Hawaii’s New Industry: Solar Farming
Solar electrical systems aren’t only being considered for homes and business buildings.
At least three solar farms are being considered for Hawai’i. The James Campbell Co. last month signed an agreement with a Hoku Scientific Inc. unit to plan a Kapolei Sustainable Energy Park that would be capable of generating 1.5 mega watts of power, or enough to power 6,700 homes for a year.
The photovoltaic farm would be the largest such facility on O’ahu, though plans are afoot for an even larger 10-megawatt solar farm on O’ahu using a slightly different technology known as concentrating solar power. Sopogy Inc., a Honolulu-based company, wants to build the facility with the help of up to $35 million of special purpose revenue bonds.
Sopogy already is in the process of planning and building a 1-megawatt solar farm using its technology at the Natural Energy Laboratory of Hawaii Authority on the Big Island.

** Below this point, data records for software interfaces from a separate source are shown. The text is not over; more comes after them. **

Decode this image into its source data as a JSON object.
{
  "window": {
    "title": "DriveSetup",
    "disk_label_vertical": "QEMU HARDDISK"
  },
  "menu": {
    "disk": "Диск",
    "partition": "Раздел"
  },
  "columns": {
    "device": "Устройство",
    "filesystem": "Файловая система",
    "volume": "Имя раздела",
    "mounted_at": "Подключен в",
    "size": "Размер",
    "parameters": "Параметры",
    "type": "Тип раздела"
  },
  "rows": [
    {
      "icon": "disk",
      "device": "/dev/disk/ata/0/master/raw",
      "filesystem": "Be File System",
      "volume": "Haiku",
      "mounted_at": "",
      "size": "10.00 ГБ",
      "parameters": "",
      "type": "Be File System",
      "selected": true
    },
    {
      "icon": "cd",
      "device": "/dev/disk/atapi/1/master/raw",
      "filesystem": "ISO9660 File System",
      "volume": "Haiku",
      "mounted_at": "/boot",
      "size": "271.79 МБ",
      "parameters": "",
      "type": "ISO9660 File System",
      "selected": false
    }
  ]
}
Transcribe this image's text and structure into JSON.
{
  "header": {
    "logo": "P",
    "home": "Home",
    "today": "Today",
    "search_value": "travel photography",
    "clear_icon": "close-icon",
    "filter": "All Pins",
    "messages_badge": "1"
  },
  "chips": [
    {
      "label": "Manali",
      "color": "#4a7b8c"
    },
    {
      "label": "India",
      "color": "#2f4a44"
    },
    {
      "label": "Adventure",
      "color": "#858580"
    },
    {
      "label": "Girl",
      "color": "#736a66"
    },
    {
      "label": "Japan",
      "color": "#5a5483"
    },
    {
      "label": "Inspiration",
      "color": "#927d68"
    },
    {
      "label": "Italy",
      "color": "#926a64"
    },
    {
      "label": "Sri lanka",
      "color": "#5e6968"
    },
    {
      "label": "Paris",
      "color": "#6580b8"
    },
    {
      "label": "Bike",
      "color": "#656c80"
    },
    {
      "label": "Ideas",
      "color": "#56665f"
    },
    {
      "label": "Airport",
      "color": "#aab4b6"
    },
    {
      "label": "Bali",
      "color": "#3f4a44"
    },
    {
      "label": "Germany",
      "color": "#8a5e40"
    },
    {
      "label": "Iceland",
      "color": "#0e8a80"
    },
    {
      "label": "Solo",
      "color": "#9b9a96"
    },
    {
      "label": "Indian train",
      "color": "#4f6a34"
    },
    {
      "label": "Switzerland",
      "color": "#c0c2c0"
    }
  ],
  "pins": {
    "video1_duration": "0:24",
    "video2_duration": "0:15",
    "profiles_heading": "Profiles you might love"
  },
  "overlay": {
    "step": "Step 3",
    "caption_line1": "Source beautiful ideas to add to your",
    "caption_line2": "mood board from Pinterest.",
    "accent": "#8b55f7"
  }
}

Instead of employing photovoltaic cells that convert light to electricity, the system makes use of curved mirrors that intensify and focus sun energy on a pipe filled with a fluid. After being heated, the fluid can be used to drive turbines and generate electricity, for use in absorption electricity or steam creation.
While the technology has been around for more than 30 years, Sopogy says it has a design that makes the process more efficient.
“It’s a very interesting approach,” said Darren Kimura, president of Sopogy, which last year attracted more than $9 million in venture capital funding.
“We feel very comfortable with moving forward with a significantly larger project.”
Kimura said he is receiving calls and e-mails on a regular basis asking about the technology, which, unlike photovoltaic, can be used to generate electricity at night by storing the heated fluid during the day for use hours later.
Kimura declined to say where the O’ahu solar farm might be located and said he has been in discussions with Hawaiian Electric Co. about the project.